Many players take the time to look around and take note of the serene surroundings, which provide a moment of respite from the intense pressure of the Masters Tournament. The 13th tee is a perfect place to take a breath, take stock of what’s happening, exhale, charge the battery, and calm down. For players like Ben Crenshaw, who first played the 13th hole at the Masters in 1972, the peaceful atmosphere of Amen Corner is unmatched. He said, “It’s a beautiful calm back there. It’s just you and your caddie and the players. It’s peaceful. It’s kind of an eerie quiet sometimes. Most of the time.”
Adam Scott, the 2013 champion, has also played the 13th hole long enough to formulate a philosophy about how he feels standing at the teeing area. He said, “I think you feel the pressure is off. It’s like you can step away from this pressure-cooker that we’re out here in playing the Masters. It’s the one part where you get down to 12 and you feel like maybe some eyes are off you, and you can relax a little and a good time to reflect on how things are going for the day maybe. But it’s a way, one chance in a day to get away and take a little of the pressure off.”

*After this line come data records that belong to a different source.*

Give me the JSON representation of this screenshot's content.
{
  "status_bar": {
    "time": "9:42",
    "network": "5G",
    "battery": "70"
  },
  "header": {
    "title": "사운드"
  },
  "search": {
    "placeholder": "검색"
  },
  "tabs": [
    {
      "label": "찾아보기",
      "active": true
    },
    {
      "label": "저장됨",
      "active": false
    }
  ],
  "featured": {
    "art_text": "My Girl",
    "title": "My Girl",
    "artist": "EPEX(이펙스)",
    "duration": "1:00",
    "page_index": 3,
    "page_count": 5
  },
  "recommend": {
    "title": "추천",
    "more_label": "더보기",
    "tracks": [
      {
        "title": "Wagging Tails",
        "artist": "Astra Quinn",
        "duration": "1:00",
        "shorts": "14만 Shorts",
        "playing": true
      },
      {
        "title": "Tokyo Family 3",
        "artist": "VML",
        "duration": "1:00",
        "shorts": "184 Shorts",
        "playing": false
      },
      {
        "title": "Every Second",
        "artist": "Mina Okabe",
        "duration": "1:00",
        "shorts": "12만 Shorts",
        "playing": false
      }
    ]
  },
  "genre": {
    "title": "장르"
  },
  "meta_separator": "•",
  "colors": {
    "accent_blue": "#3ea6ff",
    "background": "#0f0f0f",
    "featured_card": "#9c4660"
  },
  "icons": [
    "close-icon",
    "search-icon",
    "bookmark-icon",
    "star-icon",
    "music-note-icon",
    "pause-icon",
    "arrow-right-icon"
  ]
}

In conclusion, Amen Corner is not just a section of the Augusta National golf course where players face intense pressure and make or break their chances of winning the Masters Tournament. It is also a beautiful and serene location, where players can take a moment to reflect and recharge before moving on to the next hole. Amen Corner is a special place in golf, and it will continue to be talked about and revered for years to come.